Strongly Correlated Materials

Figure 2: (A) The magnetic structure of a multiferroic
system TbMnO3 below 27 K. (B) Schematic of the experiment.  A THz pulse resonant with the strongest electromagnon excites spin motion in the sample. An x-ray pulse resonant with the Mn L2 edge (upper inset) measures the response as changes in the intensity of the (0q0) diffraction peak (lower left inset).  
From: T. Kubacka
, et al.,  Science 21 March 2014: 343 
(6177), 1333-1336
Soft x-Ray scattering experiments on strongly correlated materials probe the charge ordering and elementary charge/magnetic excitations to understand the ground state properties. Recent theoretical developments show that resonance x-ray scattering can provide rich information on many-body wavefunctions. Soft x-rays, being sensitive to valence electrons and in the spectral range of important L edges of transition metals that often are key elements of correlated materials, provide special opportunities for discovery. Using the high pulse intensity and ultra-short x-ray pulse length of LCLS, it is possible to perform optical-pump-and-X-ray-probe experiments to study how the electronic states of strongly-correlated materials relax from an excited state to the ground state. The relaxation process is closely related to the correlation effect among the electrons and the electronic interactions to other degrees of freedom; therefore 'snapshots' obtained from the pump-probe experiments provide important clues to construct a microscopic physics picture of the strongly-correlated systems. In addition, x-ray probe experiment also has some unique advantages, such as element specific information, bulk sensitive signal, and the dynamic structure factors, which are not accessible by the most common ultrafast optical pump-probe experiments in the visible light regime.​

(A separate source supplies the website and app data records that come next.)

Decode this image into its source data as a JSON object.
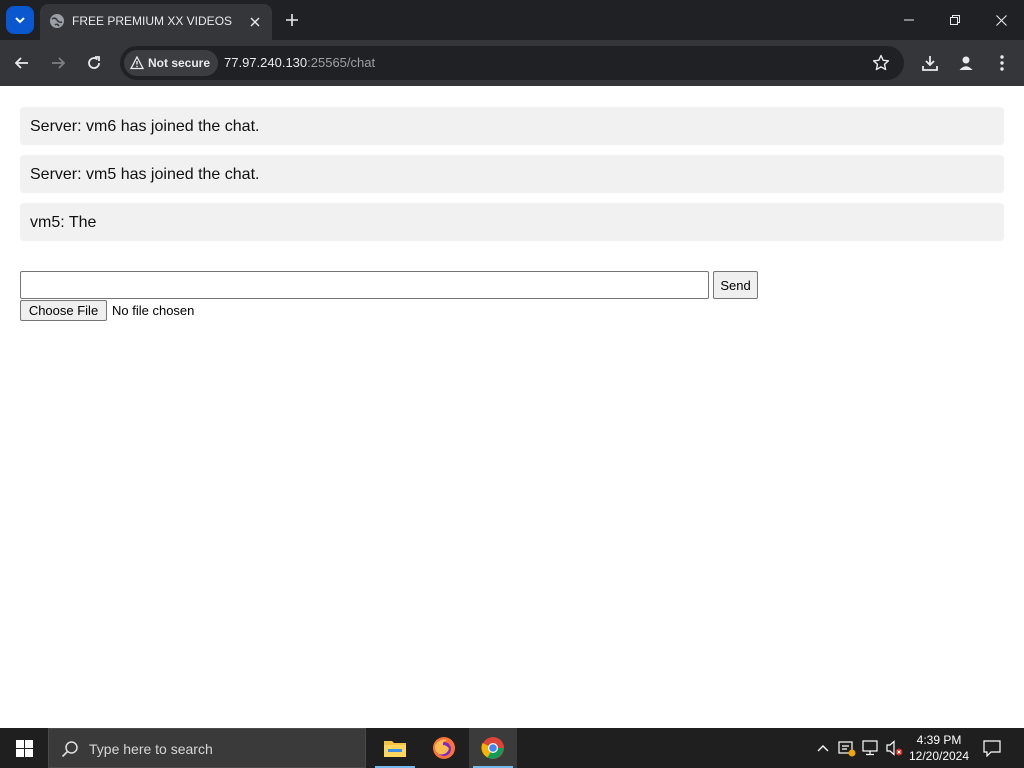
{
  "browser": {
    "tab_title": "FREE PREMIUM XX VIDEOS",
    "security_label": "Not secure",
    "url_host": "77.97.240.130",
    "url_rest": ":25565/chat"
  },
  "chat": {
    "messages": [
      {
        "text": "Server: vm6 has joined the chat."
      },
      {
        "text": "Server: vm5 has joined the chat."
      },
      {
        "text": "vm5: The"
      }
    ],
    "input_value": "",
    "send_label": "Send",
    "file_button_label": "Choose File",
    "file_status": "No file chosen"
  },
  "taskbar": {
    "search_placeholder": "Type here to search",
    "time": "4:39 PM",
    "date": "12/20/2024",
    "apps": [
      "file-explorer",
      "firefox",
      "chrome"
    ]
  },
  "colors": {
    "tab_strip": "#202124",
    "toolbar": "#35363a",
    "message_bg": "#f1f1f1",
    "taskbar": "#1f1f1f"
  }
}
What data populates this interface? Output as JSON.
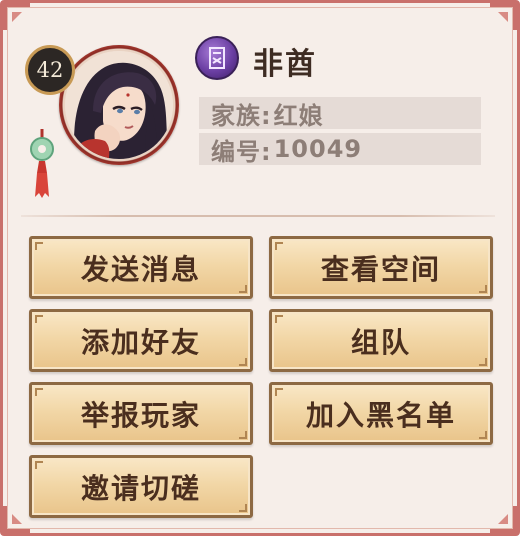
{
  "player": {
    "level": "42",
    "name": "非酋",
    "family_label": "家族:",
    "family_value": "红娘",
    "id_label": "编号:",
    "id_value": "10049",
    "class_icon": "purple-class-emblem-icon"
  },
  "actions": [
    {
      "label": "发送消息"
    },
    {
      "label": "查看空间"
    },
    {
      "label": "添加好友"
    },
    {
      "label": "组队"
    },
    {
      "label": "举报玩家"
    },
    {
      "label": "加入黑名单"
    },
    {
      "label": "邀请切磋"
    }
  ],
  "colors": {
    "panel_background": "#f6eee9",
    "panel_border": "#c9706b",
    "button_fill": "#f2d7a7",
    "button_border": "#8d6943",
    "button_text": "#4a2e1e",
    "info_row_background": "#e5dbd6",
    "info_text": "#8d7e77"
  }
}
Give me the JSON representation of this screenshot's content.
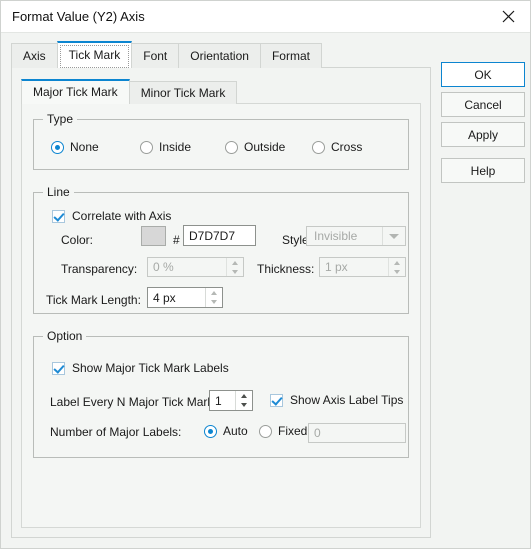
{
  "window": {
    "title": "Format Value (Y2) Axis",
    "close_icon": "close-icon"
  },
  "tabs": [
    {
      "label": "Axis",
      "selected": false
    },
    {
      "label": "Tick Mark",
      "selected": true
    },
    {
      "label": "Font",
      "selected": false
    },
    {
      "label": "Orientation",
      "selected": false
    },
    {
      "label": "Format",
      "selected": false
    }
  ],
  "subtabs": [
    {
      "label": "Major Tick Mark",
      "selected": true
    },
    {
      "label": "Minor Tick Mark",
      "selected": false
    }
  ],
  "groups": {
    "type": {
      "legend": "Type",
      "options": [
        {
          "label": "None",
          "checked": true
        },
        {
          "label": "Inside",
          "checked": false
        },
        {
          "label": "Outside",
          "checked": false
        },
        {
          "label": "Cross",
          "checked": false
        }
      ]
    },
    "line": {
      "legend": "Line",
      "correlate_label": "Correlate with Axis",
      "correlate_checked": true,
      "color_label": "Color:",
      "color_swatch": "#D7D7D7",
      "hash": "#",
      "color_value": "D7D7D7",
      "style_label": "Style:",
      "style_value": "Invisible",
      "transparency_label": "Transparency:",
      "transparency_value": "0 %",
      "thickness_label": "Thickness:",
      "thickness_value": "1 px",
      "tick_length_label": "Tick Mark Length:",
      "tick_length_value": "4 px"
    },
    "option": {
      "legend": "Option",
      "show_labels_text": "Show Major Tick Mark Labels",
      "show_labels_checked": true,
      "label_every_n_label": "Label Every N Major Tick Marks:",
      "label_every_n_value": "1",
      "show_tips_text": "Show Axis Label Tips",
      "show_tips_checked": true,
      "number_labels_label": "Number of Major Labels:",
      "auto_label": "Auto",
      "auto_checked": true,
      "fixed_label": "Fixed",
      "fixed_checked": false,
      "fixed_value": "0"
    }
  },
  "buttons": {
    "ok": "OK",
    "cancel": "Cancel",
    "apply": "Apply",
    "help": "Help"
  },
  "colors": {
    "accent": "#0c85d0",
    "dialog_bg": "#f2f4f2",
    "panel_bg": "#f4f6f4"
  }
}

Magnetic Scattering and Imaging

Figure 3: Experimental Setup:  A scanning electron microscopy image of a 15-reference gold holography mask, showing the aperture and the references. The sample aperture diameter is 1.45 micrometers. (b) A CCD camera located 490 mm downstream records the spectrohologram in the far field. (c) Reconstruction of the initial magnetic domain state from a low-fluence accumulated spectrohologram with 58% circularly polarized x-ray pulses (< 2 mJ/cm2). The dark and light regions are 100–150 nm wide domains with opposite out- of-plane magnetization directions. (d) Single shot reconstruction of the sample after illumination at 30 mJ/cm2.  From: T. Wang, et al., PRL, 108, 267403 (2012)

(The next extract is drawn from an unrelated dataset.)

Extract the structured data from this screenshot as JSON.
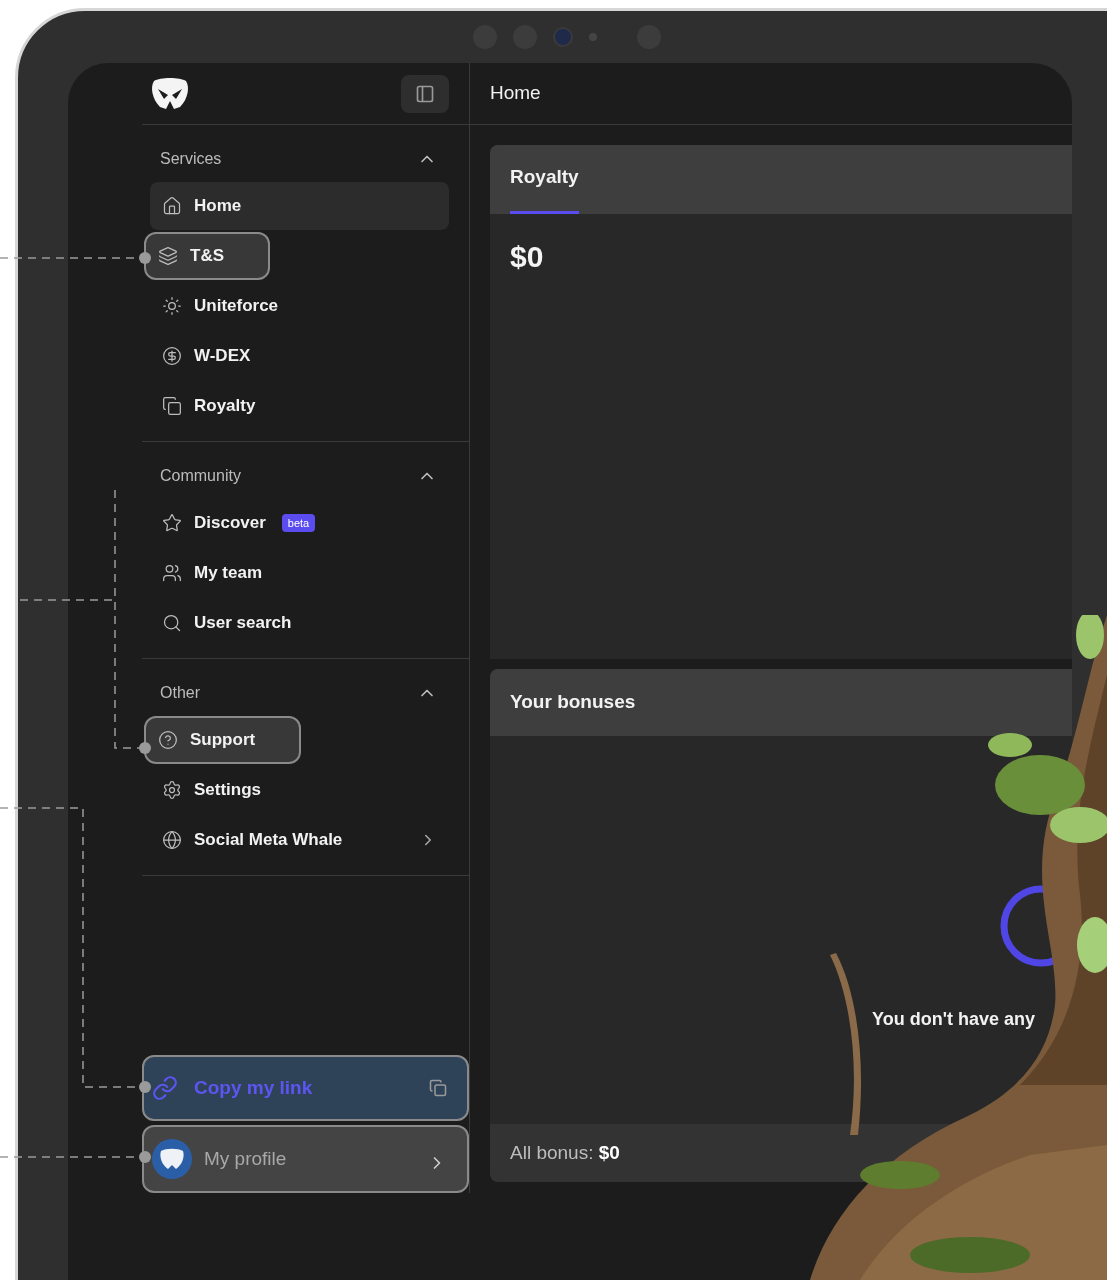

One of the important topics of physics is the study of phase transitions, where structural, electronic, or magnetic properties undergo discontinuous or continuous changes. Powerful symmetry and statistical concepts have been developed to describe such phase transitions, and corresponding scattering and thermodynamic measurements have been used for experimental verifications. Such approaches are quite successful and satisfactory to many. Complementary and equally powerful, the conceptualization of a simple physical picture in the real space has played an important role in the formulation of physical understanding of many phenomena. This method of direct representation, however, has not received equal recognition perhaps due to the lack of corresponding experimental techniques until now. By combining the powerful Fourier Transform Holography (FTH) imaging technique with LCLS' high brightness, short pulse structure, and fully transverse coherence, the dynamics of magnetic fluctuations and magnetization relaxation processes can be visualization at extremely fast time scales and at nm resolutions. These new capabilities not only provide direct experimental proof of the symmetry and statistical concepts in magnetic phase transitions, but also have far-reaching impact beyond magnetism in the studies of critical phenomenon such as other order/disorder transitionsor the demixing of binary alloys.


Near Experimental Hall, Hutch 2 » complete instrument map

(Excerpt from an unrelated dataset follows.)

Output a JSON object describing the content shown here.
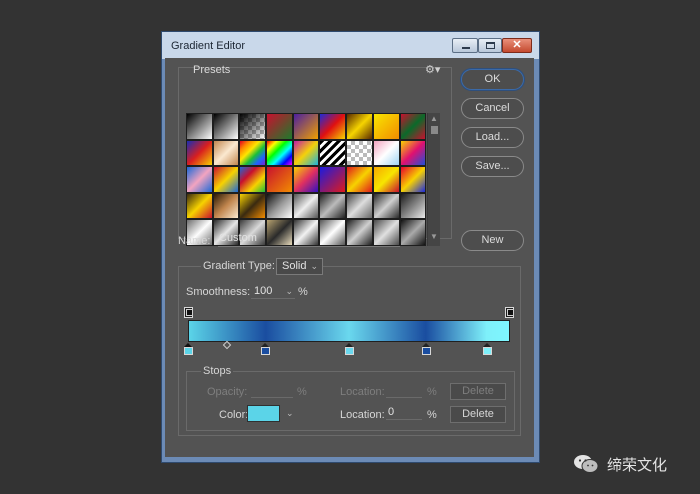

SXR, Near Experimental Hall, Hutch 2

SLAC SLAC National Accelerator Laboratory, Menlo Park, CA
Operated by Stanford University for the U.S. Dept. of Energy